▶ TASK ITEM:
All records need to be reproduced exactly. Keep every word as it is.

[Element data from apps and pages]
※ ※ ※

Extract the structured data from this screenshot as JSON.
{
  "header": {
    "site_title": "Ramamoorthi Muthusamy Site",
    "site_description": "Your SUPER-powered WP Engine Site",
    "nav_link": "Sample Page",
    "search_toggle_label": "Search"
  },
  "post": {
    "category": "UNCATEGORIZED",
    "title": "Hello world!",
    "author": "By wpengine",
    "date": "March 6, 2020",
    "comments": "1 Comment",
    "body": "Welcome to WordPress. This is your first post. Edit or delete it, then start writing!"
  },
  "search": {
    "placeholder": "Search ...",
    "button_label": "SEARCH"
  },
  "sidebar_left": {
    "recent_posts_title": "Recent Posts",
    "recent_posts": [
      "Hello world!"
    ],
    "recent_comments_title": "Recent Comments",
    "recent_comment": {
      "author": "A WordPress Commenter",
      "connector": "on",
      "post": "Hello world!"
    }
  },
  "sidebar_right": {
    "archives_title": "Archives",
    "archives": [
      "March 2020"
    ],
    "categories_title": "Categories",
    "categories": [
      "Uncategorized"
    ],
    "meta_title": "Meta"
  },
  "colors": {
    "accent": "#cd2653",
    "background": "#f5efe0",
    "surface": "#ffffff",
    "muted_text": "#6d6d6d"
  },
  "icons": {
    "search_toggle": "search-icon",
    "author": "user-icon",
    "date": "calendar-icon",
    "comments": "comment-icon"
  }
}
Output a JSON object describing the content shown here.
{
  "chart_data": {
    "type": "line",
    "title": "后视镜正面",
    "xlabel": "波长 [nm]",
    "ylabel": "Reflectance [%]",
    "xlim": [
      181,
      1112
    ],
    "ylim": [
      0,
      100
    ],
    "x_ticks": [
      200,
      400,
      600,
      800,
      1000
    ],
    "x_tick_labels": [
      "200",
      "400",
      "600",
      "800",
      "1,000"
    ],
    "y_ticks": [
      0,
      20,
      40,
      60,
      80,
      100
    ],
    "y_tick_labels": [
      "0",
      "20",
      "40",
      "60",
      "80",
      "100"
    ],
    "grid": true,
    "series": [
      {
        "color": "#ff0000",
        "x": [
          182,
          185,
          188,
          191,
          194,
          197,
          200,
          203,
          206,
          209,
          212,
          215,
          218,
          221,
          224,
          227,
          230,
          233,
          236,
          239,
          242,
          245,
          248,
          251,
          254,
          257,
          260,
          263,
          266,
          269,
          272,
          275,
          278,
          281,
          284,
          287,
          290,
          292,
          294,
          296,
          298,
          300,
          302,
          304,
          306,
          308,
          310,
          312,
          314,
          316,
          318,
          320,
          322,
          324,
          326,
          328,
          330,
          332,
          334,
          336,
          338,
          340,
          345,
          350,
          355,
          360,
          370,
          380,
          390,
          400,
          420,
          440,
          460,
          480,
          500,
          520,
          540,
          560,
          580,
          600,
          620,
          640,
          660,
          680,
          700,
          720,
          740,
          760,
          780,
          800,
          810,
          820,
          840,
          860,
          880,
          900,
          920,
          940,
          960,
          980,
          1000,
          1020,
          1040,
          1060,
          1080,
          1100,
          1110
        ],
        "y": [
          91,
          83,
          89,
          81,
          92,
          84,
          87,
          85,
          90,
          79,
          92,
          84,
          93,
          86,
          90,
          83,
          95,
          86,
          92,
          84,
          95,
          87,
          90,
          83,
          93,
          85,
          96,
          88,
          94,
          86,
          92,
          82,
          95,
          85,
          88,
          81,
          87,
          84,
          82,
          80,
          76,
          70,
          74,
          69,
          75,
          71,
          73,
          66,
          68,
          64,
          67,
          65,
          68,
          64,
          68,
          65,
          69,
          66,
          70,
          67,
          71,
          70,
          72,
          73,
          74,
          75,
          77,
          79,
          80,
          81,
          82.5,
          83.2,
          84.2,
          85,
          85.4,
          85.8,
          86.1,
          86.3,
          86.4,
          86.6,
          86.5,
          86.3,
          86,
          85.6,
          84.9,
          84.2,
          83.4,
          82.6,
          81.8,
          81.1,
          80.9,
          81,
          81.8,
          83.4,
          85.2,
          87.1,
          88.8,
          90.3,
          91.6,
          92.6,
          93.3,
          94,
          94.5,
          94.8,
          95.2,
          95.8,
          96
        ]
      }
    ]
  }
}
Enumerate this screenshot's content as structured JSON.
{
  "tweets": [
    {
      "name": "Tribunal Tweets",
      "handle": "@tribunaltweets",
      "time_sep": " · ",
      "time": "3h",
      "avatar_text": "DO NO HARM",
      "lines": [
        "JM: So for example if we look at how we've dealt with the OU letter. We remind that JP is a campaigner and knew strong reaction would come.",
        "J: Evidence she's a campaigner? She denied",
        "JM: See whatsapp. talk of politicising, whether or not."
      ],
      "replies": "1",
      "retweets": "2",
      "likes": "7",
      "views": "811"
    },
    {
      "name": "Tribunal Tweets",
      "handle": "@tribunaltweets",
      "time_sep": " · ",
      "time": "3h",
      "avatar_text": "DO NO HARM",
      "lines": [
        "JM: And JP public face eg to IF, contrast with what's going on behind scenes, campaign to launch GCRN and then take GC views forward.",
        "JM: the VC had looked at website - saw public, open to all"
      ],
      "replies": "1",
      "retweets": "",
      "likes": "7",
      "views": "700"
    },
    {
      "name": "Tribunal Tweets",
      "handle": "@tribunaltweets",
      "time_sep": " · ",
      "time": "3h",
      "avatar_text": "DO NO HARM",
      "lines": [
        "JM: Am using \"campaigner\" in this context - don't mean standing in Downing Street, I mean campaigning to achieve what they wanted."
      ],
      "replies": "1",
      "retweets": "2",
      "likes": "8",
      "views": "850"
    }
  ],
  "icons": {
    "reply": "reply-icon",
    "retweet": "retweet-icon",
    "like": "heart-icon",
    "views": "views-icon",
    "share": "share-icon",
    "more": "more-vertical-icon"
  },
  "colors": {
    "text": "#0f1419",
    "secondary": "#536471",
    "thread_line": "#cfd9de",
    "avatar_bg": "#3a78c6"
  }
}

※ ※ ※

▶ RESULT OF THIS TASK:
Extract the structured data from this screenshot as JSON.
{
  "header": {
    "site_title": "Ramamoorthi Muthusamy Site",
    "site_description": "Your SUPER-powered WP Engine Site",
    "nav_link": "Sample Page",
    "search_toggle_label": "Search"
  },
  "post": {
    "category": "UNCATEGORIZED",
    "title": "Hello world!",
    "author": "By wpengine",
    "date": "March 6, 2020",
    "comments": "1 Comment",
    "body": "Welcome to WordPress. This is your first post. Edit or delete it, then start writing!"
  },
  "search": {
    "placeholder": "Search ...",
    "button_label": "SEARCH"
  },
  "sidebar_left": {
    "recent_posts_title": "Recent Posts",
    "recent_posts": [
      "Hello world!"
    ],
    "recent_comments_title": "Recent Comments",
    "recent_comment": {
      "author": "A WordPress Commenter",
      "connector": "on",
      "post": "Hello world!"
    }
  },
  "sidebar_right": {
    "archives_title": "Archives",
    "archives": [
      "March 2020"
    ],
    "categories_title": "Categories",
    "categories": [
      "Uncategorized"
    ],
    "meta_title": "Meta"
  },
  "colors": {
    "accent": "#cd2653",
    "background": "#f5efe0",
    "surface": "#ffffff",
    "muted_text": "#6d6d6d"
  },
  "icons": {
    "search_toggle": "search-icon",
    "author": "user-icon",
    "date": "calendar-icon",
    "comments": "comment-icon"
  }
}
Output a JSON object describing the content shown here.
{
  "chart_data": {
    "type": "line",
    "title": "后视镜正面",
    "xlabel": "波长 [nm]",
    "ylabel": "Reflectance [%]",
    "xlim": [
      181,
      1112
    ],
    "ylim": [
      0,
      100
    ],
    "x_ticks": [
      200,
      400,
      600,
      800,
      1000
    ],
    "x_tick_labels": [
      "200",
      "400",
      "600",
      "800",
      "1,000"
    ],
    "y_ticks": [
      0,
      20,
      40,
      60,
      80,
      100
    ],
    "y_tick_labels": [
      "0",
      "20",
      "40",
      "60",
      "80",
      "100"
    ],
    "grid": true,
    "series": [
      {
        "color": "#ff0000",
        "x": [
          182,
          185,
          188,
          191,
          194,
          197,
          200,
          203,
          206,
          209,
          212,
          215,
          218,
          221,
          224,
          227,
          230,
          233,
          236,
          239,
          242,
          245,
          248,
          251,
          254,
          257,
          260,
          263,
          266,
          269,
          272,
          275,
          278,
          281,
          284,
          287,
          290,
          292,
          294,
          296,
          298,
          300,
          302,
          304,
          306,
          308,
          310,
          312,
          314,
          316,
          318,
          320,
          322,
          324,
          326,
          328,
          330,
          332,
          334,
          336,
          338,
          340,
          345,
          350,
          355,
          360,
          370,
          380,
          390,
          400,
          420,
          440,
          460,
          480,
          500,
          520,
          540,
          560,
          580,
          600,
          620,
          640,
          660,
          680,
          700,
          720,
          740,
          760,
          780,
          800,
          810,
          820,
          840,
          860,
          880,
          900,
          920,
          940,
          960,
          980,
          1000,
          1020,
          1040,
          1060,
          1080,
          1100,
          1110
        ],
        "y": [
          91,
          83,
          89,
          81,
          92,
          84,
          87,
          85,
          90,
          79,
          92,
          84,
          93,
          86,
          90,
          83,
          95,
          86,
          92,
          84,
          95,
          87,
          90,
          83,
          93,
          85,
          96,
          88,
          94,
          86,
          92,
          82,
          95,
          85,
          88,
          81,
          87,
          84,
          82,
          80,
          76,
          70,
          74,
          69,
          75,
          71,
          73,
          66,
          68,
          64,
          67,
          65,
          68,
          64,
          68,
          65,
          69,
          66,
          70,
          67,
          71,
          70,
          72,
          73,
          74,
          75,
          77,
          79,
          80,
          81,
          82.5,
          83.2,
          84.2,
          85,
          85.4,
          85.8,
          86.1,
          86.3,
          86.4,
          86.6,
          86.5,
          86.3,
          86,
          85.6,
          84.9,
          84.2,
          83.4,
          82.6,
          81.8,
          81.1,
          80.9,
          81,
          81.8,
          83.4,
          85.2,
          87.1,
          88.8,
          90.3,
          91.6,
          92.6,
          93.3,
          94,
          94.5,
          94.8,
          95.2,
          95.8,
          96
        ]
      }
    ]
  }
}
Enumerate this screenshot's content as structured JSON.
{
  "tweets": [
    {
      "name": "Tribunal Tweets",
      "handle": "@tribunaltweets",
      "time_sep": " · ",
      "time": "3h",
      "avatar_text": "DO NO HARM",
      "lines": [
        "JM: So for example if we look at how we've dealt with the OU letter. We remind that JP is a campaigner and knew strong reaction would come.",
        "J: Evidence she's a campaigner? She denied",
        "JM: See whatsapp. talk of politicising, whether or not."
      ],
      "replies": "1",
      "retweets": "2",
      "likes": "7",
      "views": "811"
    },
    {
      "name": "Tribunal Tweets",
      "handle": "@tribunaltweets",
      "time_sep": " · ",
      "time": "3h",
      "avatar_text": "DO NO HARM",
      "lines": [
        "JM: And JP public face eg to IF, contrast with what's going on behind scenes, campaign to launch GCRN and then take GC views forward.",
        "JM: the VC had looked at website - saw public, open to all"
      ],
      "replies": "1",
      "retweets": "",
      "likes": "7",
      "views": "700"
    },
    {
      "name": "Tribunal Tweets",
      "handle": "@tribunaltweets",
      "time_sep": " · ",
      "time": "3h",
      "avatar_text": "DO NO HARM",
      "lines": [
        "JM: Am using \"campaigner\" in this context - don't mean standing in Downing Street, I mean campaigning to achieve what they wanted."
      ],
      "replies": "1",
      "retweets": "2",
      "likes": "8",
      "views": "850"
    }
  ],
  "icons": {
    "reply": "reply-icon",
    "retweet": "retweet-icon",
    "like": "heart-icon",
    "views": "views-icon",
    "share": "share-icon",
    "more": "more-vertical-icon"
  },
  "colors": {
    "text": "#0f1419",
    "secondary": "#536471",
    "thread_line": "#cfd9de",
    "avatar_bg": "#3a78c6"
  }
}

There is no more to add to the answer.